Our observations show that young rabbits born of mothers afflicted with Schistosomum japonicum develop typical rickets. Rickets can also be produced if we infect the young, healthy rabbits with the same parasite. It is natural to suppose that the rachitic changes are caused by the parasite itself. Since, however, a similar disease can be produced in the offspring, when the mother is fed on egg yolk, the causation is not limited to the action of this parasitic toxin alone.

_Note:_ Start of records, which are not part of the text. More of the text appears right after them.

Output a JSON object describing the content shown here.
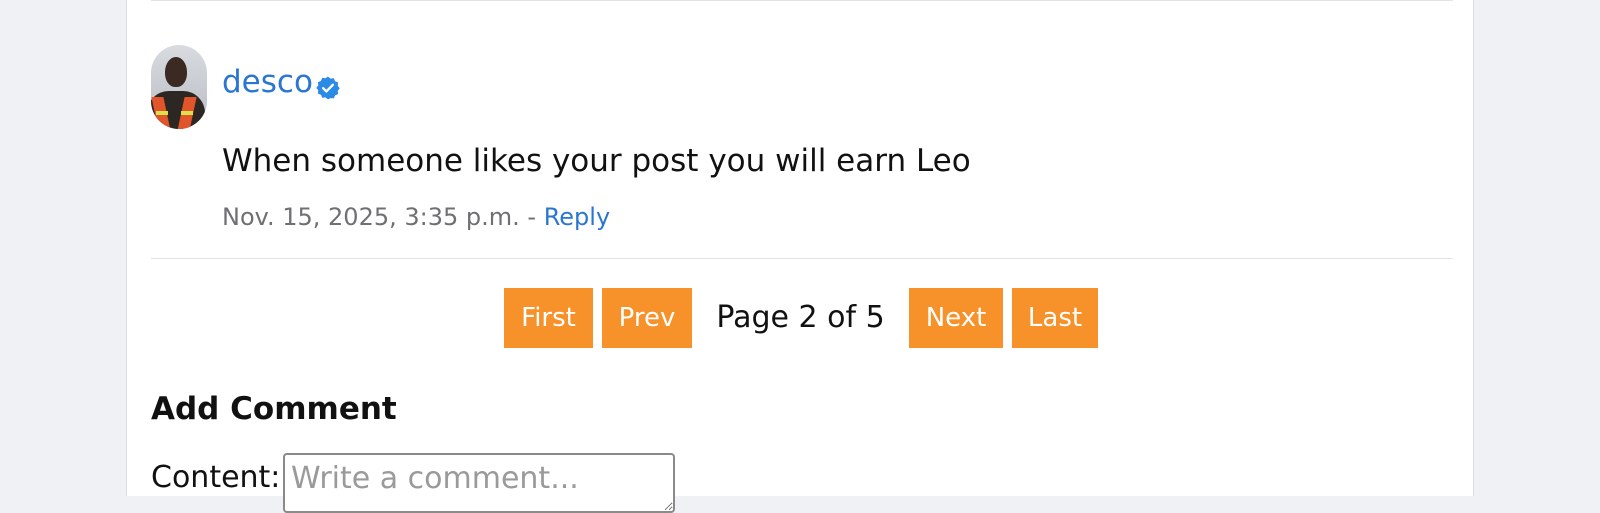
{
  "comment": {
    "username": "desco",
    "verified_icon": "verified-badge-icon",
    "avatar_icon": "user-avatar",
    "text": "When someone likes your post you will earn Leo",
    "timestamp": "Nov. 15, 2025, 3:35 p.m.",
    "separator": " - ",
    "reply_label": "Reply"
  },
  "pagination": {
    "first_label": "First",
    "prev_label": "Prev",
    "page_label": "Page 2 of 5",
    "next_label": "Next",
    "last_label": "Last"
  },
  "add_comment": {
    "title": "Add Comment",
    "content_label": "Content:",
    "content_placeholder": "Write a comment..."
  },
  "colors": {
    "link": "#2a76d2",
    "button_bg": "#f7912a",
    "button_text": "#ffffff",
    "page_bg": "#f0f1f4",
    "card_bg": "#ffffff"
  }
}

The toxin of Schistosoma may disturb the calcium and phosphorus metabolism of bone in young animals, especially in the period of vigorous growth; that is, 20 to 40 days after birth of the rabbits. Or it may exhaust some element important in the calcium and phosphorus metabolism such as vitamin A or D. The fact that exhaustion of the antirachitic factor in the mother causes rickets in the young, as Grant (1924) showed, and that certain low grade infections can exhaust vitamin B as shown by Wedgewood (1924), is in line with this conception.

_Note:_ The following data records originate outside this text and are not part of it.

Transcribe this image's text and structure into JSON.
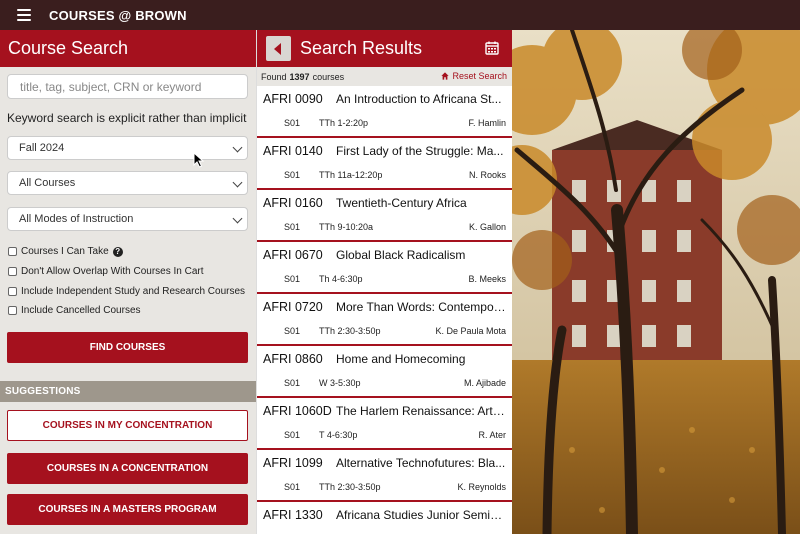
{
  "app": {
    "title": "COURSES @ BROWN"
  },
  "left": {
    "header": "Course Search",
    "search_placeholder": "title, tag, subject, CRN or keyword",
    "explicit_note": "Keyword search is explicit rather than implicit",
    "term": "Fall 2024",
    "course_filter": "All Courses",
    "mode_filter": "All Modes of Instruction",
    "checkboxes": [
      "Courses I Can Take",
      "Don't Allow Overlap With Courses In Cart",
      "Include Independent Study and Research Courses",
      "Include Cancelled Courses"
    ],
    "find_label": "FIND COURSES",
    "suggestions_header": "SUGGESTIONS",
    "suggestions": [
      "COURSES IN MY CONCENTRATION",
      "COURSES IN A CONCENTRATION",
      "COURSES IN A MASTERS PROGRAM"
    ]
  },
  "middle": {
    "header": "Search Results",
    "found_prefix": "Found",
    "found_count": "1397",
    "found_suffix": "courses",
    "reset_label": "Reset Search",
    "results": [
      {
        "code": "AFRI 0090",
        "title": "An Introduction to Africana St...",
        "section": "S01",
        "time": "TTh 1-2:20p",
        "instructor": "F. Hamlin"
      },
      {
        "code": "AFRI 0140",
        "title": "First Lady of the Struggle: Ma...",
        "section": "S01",
        "time": "TTh 11a-12:20p",
        "instructor": "N. Rooks"
      },
      {
        "code": "AFRI 0160",
        "title": "Twentieth-Century Africa",
        "section": "S01",
        "time": "TTh 9-10:20a",
        "instructor": "K. Gallon"
      },
      {
        "code": "AFRI 0670",
        "title": "Global Black Radicalism",
        "section": "S01",
        "time": "Th 4-6:30p",
        "instructor": "B. Meeks"
      },
      {
        "code": "AFRI 0720",
        "title": "More Than Words: Contempor...",
        "section": "S01",
        "time": "TTh 2:30-3:50p",
        "instructor": "K. De Paula Mota"
      },
      {
        "code": "AFRI 0860",
        "title": "Home and Homecoming",
        "section": "S01",
        "time": "W 3-5:30p",
        "instructor": "M. Ajibade"
      },
      {
        "code": "AFRI 1060D",
        "title": "The Harlem Renaissance: Art, ...",
        "section": "S01",
        "time": "T 4-6:30p",
        "instructor": "R. Ater"
      },
      {
        "code": "AFRI 1099",
        "title": "Alternative Technofutures: Bla...",
        "section": "S01",
        "time": "TTh 2:30-3:50p",
        "instructor": "K. Reynolds"
      },
      {
        "code": "AFRI 1330",
        "title": "Africana Studies Junior Seminar",
        "section": "",
        "time": "",
        "instructor": ""
      }
    ]
  },
  "icons": {
    "menu": "hamburger-icon",
    "back": "caret-left-icon",
    "calendar": "calendar-icon",
    "reset": "home-icon",
    "help": "question-circle-icon",
    "dropdown": "chevron-down-icon"
  },
  "colors": {
    "brand": "#a5111e",
    "topbar": "#3a1e1e",
    "panel": "#e8e6e2",
    "suggest": "#9e978c"
  }
}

It may be added here that most investigations on rickets have been carried out on rats and dogs. We have found a simple and excellent way of producing rickets in rabbits by dietary deficiency. Concerning this method, we shall report elsewhere.